AIDA calls on the next Australian Government to commit to funding for:
- coordinated leadership across workforce to address doctors’ mental health and prioritisation of mental health and wellbeing for doctors through measures, for example reasonable working hours, reducing stigma re mental health and providing resources and services for staff;
- ensure Indigenous doctors are supported in workplaces free of racism, bullying and harassment. Includes respect for and acknowledgement of culture through cultural leave for community obligations (eg to attend funerals) and leadership on cultural safety
- support development of doctor-specific wellbeing programs. See AIDA position paper.
Prioritise prevention to reduce chronic disease risk factors
Australian Chronic Disease Prevention Alliance
@ACDPAllianceACDPA brings together chronic disease groups to advocate for prevention and address risk factors with a unified voice.
Shared chronic disease risk factors include poor diets, unhealthy weight & physical inactivity. These three risk factors increase risk of diabetes, stroke, many cancers, heart disease and chronic kidney disease.
Politicians often speak of individual responsibility BUT we need public health policies and environments that support and empower people to make healthy choices.
Children are particularly vulnerable to marketing. The World Health Organization says there is “unequivocal evidence that the marketing of unhealthy foods and sugar-sweetened beverages is linked to childhood obesity.”
Key prevention priorities ACDPA:
- Protect children from junk food marketing – Improve food labelling & reformulation – Create environments that encourage activity and movement – Increase health checks to assess & manage chronic disease risk.
- Voluntary industry self-regulations are insufficient & ineffective. Recent research found children can watch around 800 junk food advertisements on TV in a year.
The Federal Opposition recently committed to a review of marketing to children. It’s a good start and needs to be followed by action to protect children from rampant and ubiquitous food and drink advertising
Marketing restrictions are one of the most cost-effective approaches to reduce obesity.
Food labels provide a space to communicate nutrition information at the point of sale & consumption. The Government’s Health Star Rating system uses a simple star rating to help people compare similar products at a glance.
Research by the George Institute found that only one-third eligible products display the Health Star Rating, limiting its effectiveness and usability. We support improvements and making it mandatory to help people make informed choices.
Transport for health
Dr Graeme McLeay, member, Doctors for the Environment Australia
@Gmac45Graeme, @DocsEnvAusThe Government is denying that emissions are rising. Transport is a major contributor to rising emissions yet the Ministerial Forum has failed to address vehicle emissions since it was established in 2015. Diesel exhaust is carcinogenic and our kids are breathing it every day.
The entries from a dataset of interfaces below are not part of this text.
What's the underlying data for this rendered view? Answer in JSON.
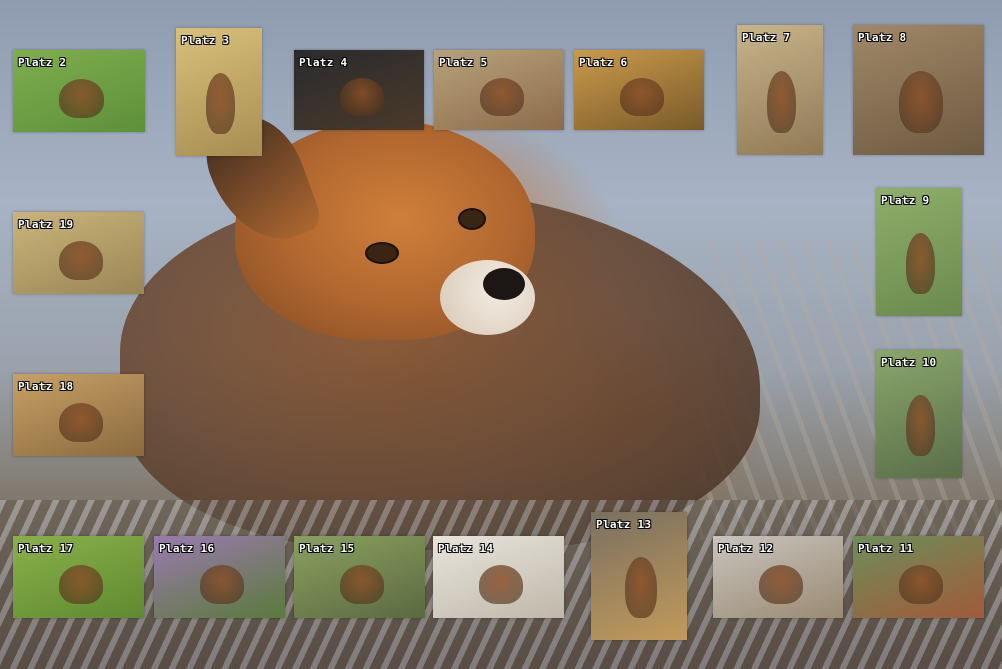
{
  "scene": {
    "subject": "Red fox lying in frosted reeds",
    "colors": {
      "fox_fur": "#b1672f",
      "background": "#a7b3c4",
      "label_text": "#ffffff",
      "label_outline": "#000000"
    }
  },
  "tiles": [
    {
      "id": "platz-2",
      "label": "Platz 2",
      "photo": "deer-on-grass",
      "tint": [
        "#7fae4f",
        "#5e8f3a"
      ]
    },
    {
      "id": "platz-3",
      "label": "Platz 3",
      "photo": "cheetah-cub-on-tree",
      "tint": [
        "#d8c07a",
        "#a88d52"
      ]
    },
    {
      "id": "platz-4",
      "label": "Platz 4",
      "photo": "fox-silhouette-dark",
      "tint": [
        "#2a2a2e",
        "#4a3a2a"
      ]
    },
    {
      "id": "platz-5",
      "label": "Platz 5",
      "photo": "squirrel-on-log",
      "tint": [
        "#b7a27a",
        "#8d6b4a"
      ]
    },
    {
      "id": "platz-6",
      "label": "Platz 6",
      "photo": "deer-silhouette-sunset",
      "tint": [
        "#c99a4a",
        "#7a5a2a"
      ]
    },
    {
      "id": "platz-7",
      "label": "Platz 7",
      "photo": "deer-head-in-grass",
      "tint": [
        "#c7b48a",
        "#8f7a55"
      ]
    },
    {
      "id": "platz-8",
      "label": "Platz 8",
      "photo": "hare-portrait",
      "tint": [
        "#a08867",
        "#6e5a42"
      ]
    },
    {
      "id": "platz-9",
      "label": "Platz 9",
      "photo": "hare-in-meadow",
      "tint": [
        "#8fae6a",
        "#6a8a4e"
      ]
    },
    {
      "id": "platz-10",
      "label": "Platz 10",
      "photo": "vole-standing",
      "tint": [
        "#8aa66a",
        "#5a6e4a"
      ]
    },
    {
      "id": "platz-11",
      "label": "Platz 11",
      "photo": "squirrels-in-flowers",
      "tint": [
        "#6e8e5a",
        "#a05a3a"
      ]
    },
    {
      "id": "platz-12",
      "label": "Platz 12",
      "photo": "goat-on-snow",
      "tint": [
        "#c8c4be",
        "#9a8a72"
      ]
    },
    {
      "id": "platz-13",
      "label": "Platz 13",
      "photo": "lion-cub",
      "tint": [
        "#7a7060",
        "#c29a5a"
      ]
    },
    {
      "id": "platz-14",
      "label": "Platz 14",
      "photo": "seal-pup",
      "tint": [
        "#e8e4dc",
        "#bfb8aa"
      ]
    },
    {
      "id": "platz-15",
      "label": "Platz 15",
      "photo": "squirrel-on-moss",
      "tint": [
        "#8aa060",
        "#5a6a40"
      ]
    },
    {
      "id": "platz-16",
      "label": "Platz 16",
      "photo": "bird-in-crocuses",
      "tint": [
        "#9a7ab0",
        "#5a7a3a"
      ]
    },
    {
      "id": "platz-17",
      "label": "Platz 17",
      "photo": "hare-in-green-grass",
      "tint": [
        "#8ab04a",
        "#5e8a30"
      ]
    },
    {
      "id": "platz-18",
      "label": "Platz 18",
      "photo": "hare-in-dry-grass",
      "tint": [
        "#c8a066",
        "#8a6a3e"
      ]
    },
    {
      "id": "platz-19",
      "label": "Platz 19",
      "photo": "bird-in-dry-field",
      "tint": [
        "#cbb47a",
        "#9a8656"
      ]
    }
  ]
}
The answer to “congestion busting” is not bigger roads which attract more cars. We need better public transport and to encourage people to walk and cycle as much as possible…better for health, lower toxic and greenhouse emissions.
The World Health Organization estimates that poor outdoor air quality is responsible for over four million deaths per year. Australia is not immune, with 3,000 deaths per year from air pollution due mostly to vehicle pollution and coal fired power.
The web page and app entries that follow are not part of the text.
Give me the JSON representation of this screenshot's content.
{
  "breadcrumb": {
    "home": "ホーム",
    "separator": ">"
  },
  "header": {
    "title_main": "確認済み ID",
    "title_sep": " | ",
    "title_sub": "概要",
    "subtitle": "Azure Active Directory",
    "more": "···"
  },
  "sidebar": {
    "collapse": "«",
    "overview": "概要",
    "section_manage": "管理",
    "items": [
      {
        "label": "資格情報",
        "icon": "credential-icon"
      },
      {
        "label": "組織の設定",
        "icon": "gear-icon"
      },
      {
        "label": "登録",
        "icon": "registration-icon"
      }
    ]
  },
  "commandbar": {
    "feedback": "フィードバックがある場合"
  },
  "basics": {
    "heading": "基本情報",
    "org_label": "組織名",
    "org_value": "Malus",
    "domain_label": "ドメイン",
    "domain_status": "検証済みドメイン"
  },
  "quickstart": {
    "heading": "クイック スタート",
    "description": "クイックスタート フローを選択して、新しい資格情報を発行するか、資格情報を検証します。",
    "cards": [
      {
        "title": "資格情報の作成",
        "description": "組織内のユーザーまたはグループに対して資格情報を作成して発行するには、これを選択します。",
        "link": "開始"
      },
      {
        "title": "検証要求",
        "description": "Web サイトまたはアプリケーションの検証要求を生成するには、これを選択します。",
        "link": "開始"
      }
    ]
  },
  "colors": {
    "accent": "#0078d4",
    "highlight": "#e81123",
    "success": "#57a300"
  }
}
The latest UN report tells us again that a warming climate is exacerbating the effects of overfishing, pesticide use, pollution and urban expansion in the natural world.
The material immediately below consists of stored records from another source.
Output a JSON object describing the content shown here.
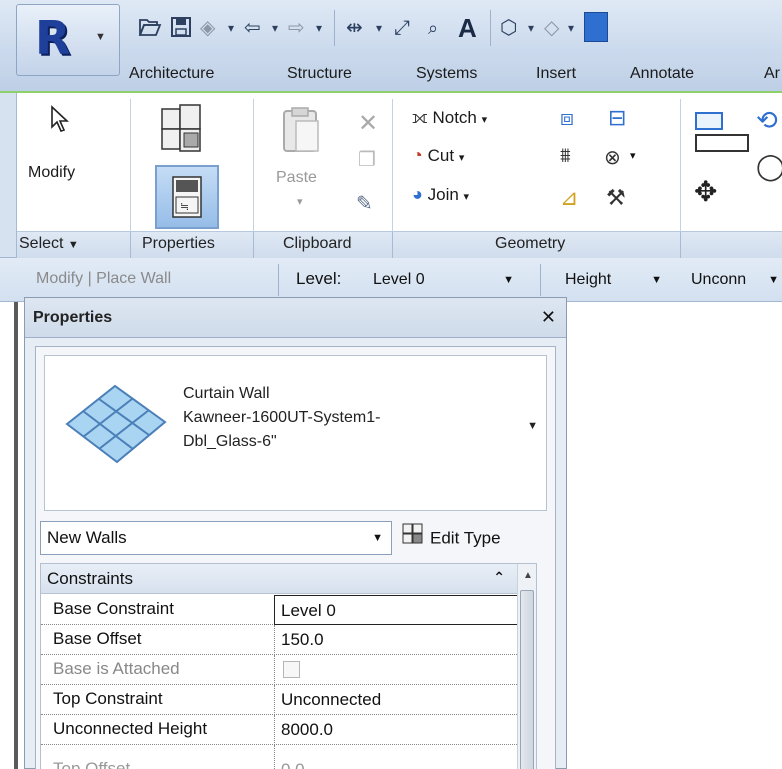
{
  "ribbon": {
    "tabs": [
      "Architecture",
      "Structure",
      "Systems",
      "Insert",
      "Annotate",
      "Ar"
    ],
    "select": {
      "modify_label": "Modify",
      "properties_label": "Properties",
      "panel_labels": [
        "Select",
        "Properties",
        "Clipboard",
        "Geometry"
      ]
    },
    "clipboard": {
      "paste_label": "Paste"
    },
    "geometry": {
      "notch_label": "Notch",
      "cut_label": "Cut",
      "join_label": "Join"
    }
  },
  "options_bar": {
    "context_label": "Modify | Place Wall",
    "level_label": "Level:",
    "level_value": "Level 0",
    "height_value": "Height",
    "unconnected_value": "Unconn"
  },
  "properties": {
    "title": "Properties",
    "type_family": "Curtain Wall",
    "type_name_line1": "Kawneer-1600UT-System1-",
    "type_name_line2": "Dbl_Glass-6\"",
    "instance_filter": "New Walls",
    "edit_type_label": "Edit Type",
    "group": "Constraints",
    "rows": [
      {
        "name": "Base Constraint",
        "value": "Level 0"
      },
      {
        "name": "Base Offset",
        "value": "150.0"
      },
      {
        "name": "Base is Attached",
        "value": ""
      },
      {
        "name": "Top Constraint",
        "value": "Unconnected"
      },
      {
        "name": "Unconnected Height",
        "value": "8000.0"
      },
      {
        "name": "Top Offset",
        "value": "0.0"
      }
    ]
  },
  "colors": {
    "ribbon_accent": "#8ed06a",
    "app_button_r": "#1e3f9a",
    "ribbon_bg": "#dfe9f5"
  }
}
Doctors for the Environment Australia are advocating for a better world for our kids. Support climate action.
Morrison wants to “cut green tape” a day after a UN report which says that the world environment is in deep trouble with biodiversity loss and climate change.
Electric vehicles are not the total answer to rising transport emissions but they will help and the zero tailpipe emissions benefit all road users. Highly efficient, cheap to run, lower emissions – why would government not support that?
Back to Bilo
The Home to Bilo campaign and better health for asylum seekers and refugees